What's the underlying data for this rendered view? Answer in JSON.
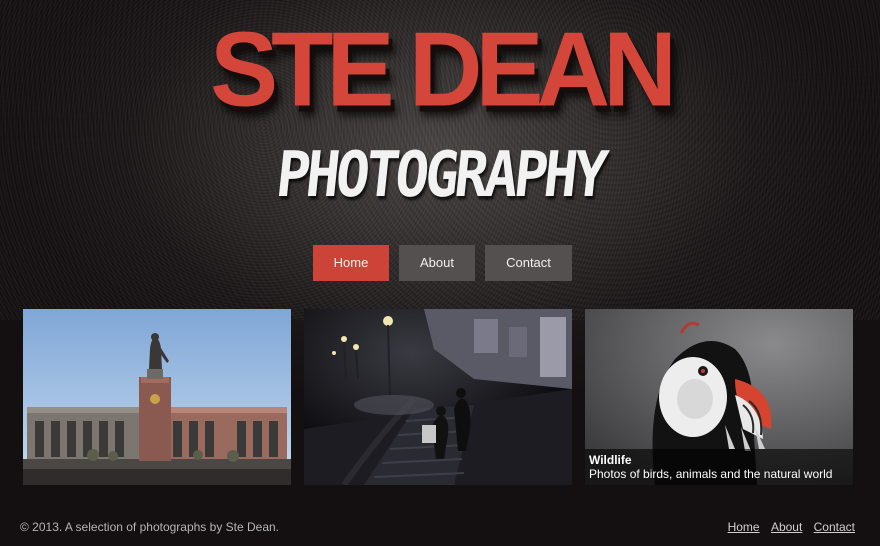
{
  "header": {
    "logo_title": "STE DEAN",
    "logo_subtitle": "PHOTOGRAPHY"
  },
  "nav": {
    "items": [
      {
        "label": "Home",
        "active": true
      },
      {
        "label": "About",
        "active": false
      },
      {
        "label": "Contact",
        "active": false
      }
    ]
  },
  "gallery": {
    "tiles": [
      {
        "subject": "monument"
      },
      {
        "subject": "night-stairs"
      },
      {
        "subject": "puffin",
        "caption_title": "Wildlife",
        "caption_text": "Photos of birds, animals and the natural world"
      }
    ]
  },
  "footer": {
    "copyright": "© 2013. A selection of photographs by Ste Dean.",
    "links": [
      "Home",
      "About",
      "Contact"
    ]
  },
  "colors": {
    "accent": "#cc4338",
    "nav_bg": "#555050",
    "page_bg": "#161213"
  }
}
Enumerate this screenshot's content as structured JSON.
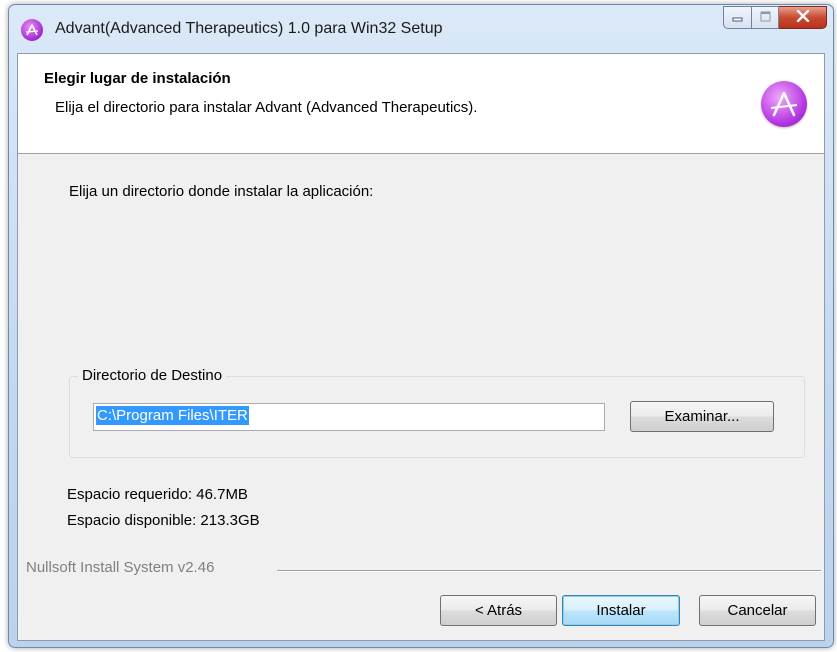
{
  "window": {
    "title": "Advant(Advanced Therapeutics) 1.0 para Win32 Setup",
    "icon": "advant-logo-icon",
    "caption_buttons": [
      "minimize-icon",
      "maximize-icon",
      "close-icon"
    ]
  },
  "header": {
    "title": "Elegir lugar de instalación",
    "subtitle": "Elija el directorio para instalar Advant (Advanced Therapeutics).",
    "logo": "advant-logo-icon"
  },
  "body": {
    "prompt": "Elija un directorio donde instalar la aplicación:",
    "destination_group": {
      "label": "Directorio de Destino",
      "path_value": "C:\\Program Files\\ITER",
      "browse_label": "Examinar..."
    },
    "space_required": "Espacio requerido: 46.7MB",
    "space_available": "Espacio disponible: 213.3GB"
  },
  "footer": {
    "branding": "Nullsoft Install System v2.46",
    "back_label": "< Atrás",
    "install_label": "Instalar",
    "cancel_label": "Cancelar"
  },
  "colors": {
    "accent": "#b335e0",
    "selection": "#3399ff",
    "close_button": "#c94a32"
  }
}
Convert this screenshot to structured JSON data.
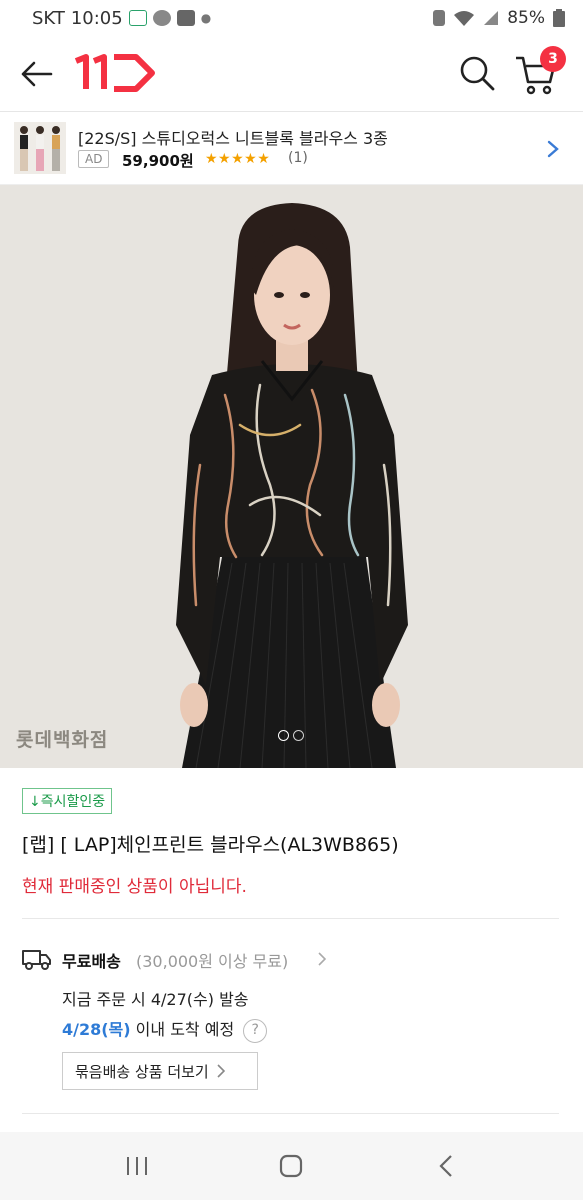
{
  "status_bar": {
    "carrier": "SKT",
    "time": "10:05",
    "battery": "85%"
  },
  "header": {
    "logo_text": "11",
    "cart_count": "3",
    "accent_color": "#f43142"
  },
  "ad": {
    "title": "[22S/S] 스튜디오럭스 니트블록 블라우스 3종",
    "tag": "AD",
    "price": "59,900원",
    "stars": "★★★★★",
    "review_count": "(1)"
  },
  "hero": {
    "watermark": "롯데백화점",
    "page_count": 2,
    "current_page": 1
  },
  "product": {
    "chip": "↓즉시할인중",
    "name": "[랩] [ LAP]체인프린트 블라우스(AL3WB865)",
    "status": "현재 판매중인 상품이 아닙니다."
  },
  "shipping": {
    "title": "무료배송",
    "condition": "(30,000원 이상 무료)",
    "order_line": "지금 주문 시 4/27(수) 발송",
    "arrival_date": "4/28(목)",
    "arrival_text": " 이내 도착 예정",
    "help": "?",
    "bundle_button": "묶음배송 상품 더보기"
  }
}
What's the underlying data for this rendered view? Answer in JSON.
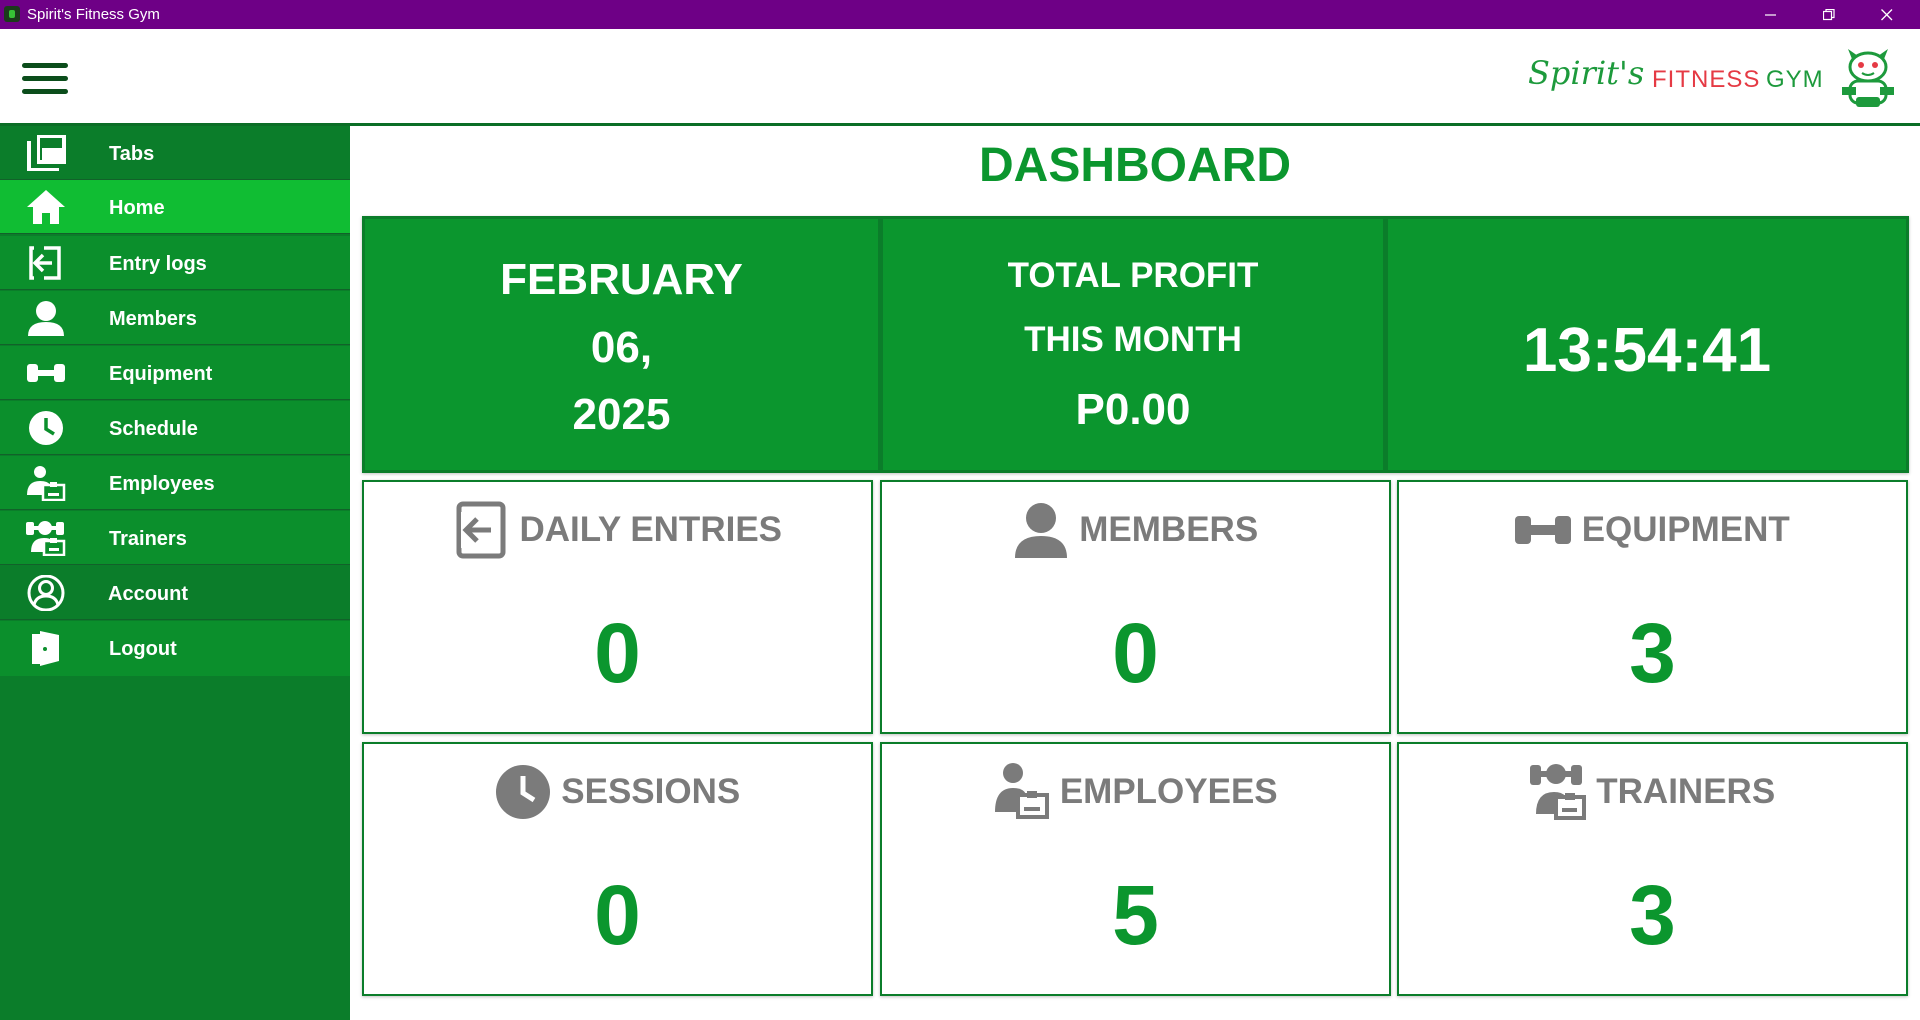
{
  "window": {
    "title": "Spirit's Fitness Gym"
  },
  "logo": {
    "script_text": "Spirit's",
    "fitness_text": "FITNESS",
    "gym_text": "GYM",
    "colors": {
      "green": "#1d9a3c",
      "red": "#e53a44"
    }
  },
  "sidebar": {
    "items": [
      {
        "label": "Tabs",
        "icon": "tabs-icon"
      },
      {
        "label": "Home",
        "icon": "home-icon",
        "active": true
      },
      {
        "label": "Entry logs",
        "icon": "entry-icon"
      },
      {
        "label": "Members",
        "icon": "member-icon"
      },
      {
        "label": "Equipment",
        "icon": "dumbbell-icon"
      },
      {
        "label": "Schedule",
        "icon": "clock-icon"
      },
      {
        "label": "Employees",
        "icon": "employee-icon"
      },
      {
        "label": "Trainers",
        "icon": "trainers-icon"
      },
      {
        "label": "Account",
        "icon": "account-icon"
      },
      {
        "label": "Logout",
        "icon": "logout-icon"
      }
    ]
  },
  "main": {
    "title": "DASHBOARD",
    "date": {
      "line1": "FEBRUARY",
      "line2": "06,",
      "line3": "2025"
    },
    "profit": {
      "line1": "TOTAL PROFIT",
      "line2": "THIS MONTH",
      "value": "P0.00"
    },
    "clock": {
      "time": "13:54:41"
    },
    "stats": [
      {
        "title": "DAILY ENTRIES",
        "value": "0",
        "icon": "entry-icon"
      },
      {
        "title": "MEMBERS",
        "value": "0",
        "icon": "member-icon"
      },
      {
        "title": "EQUIPMENT",
        "value": "3",
        "icon": "dumbbell-icon"
      },
      {
        "title": "SESSIONS",
        "value": "0",
        "icon": "clock-icon"
      },
      {
        "title": "EMPLOYEES",
        "value": "5",
        "icon": "employee-icon"
      },
      {
        "title": "TRAINERS",
        "value": "3",
        "icon": "trainers-icon"
      }
    ]
  },
  "colors": {
    "titlebar": "#6e0086",
    "sidebar": "#0b7d2a",
    "sidebar_active": "#10bd33",
    "accent": "#0b962e",
    "card_title": "#7b7b7b"
  }
}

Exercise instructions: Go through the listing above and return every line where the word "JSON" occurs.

Task result:
What's the underlying data for this rendered view? Answer in JSON.
Enumerate this screenshot's content as structured JSON.
Convert this screenshot to structured JSON data.
What's the underlying data for this rendered view? Answer in JSON.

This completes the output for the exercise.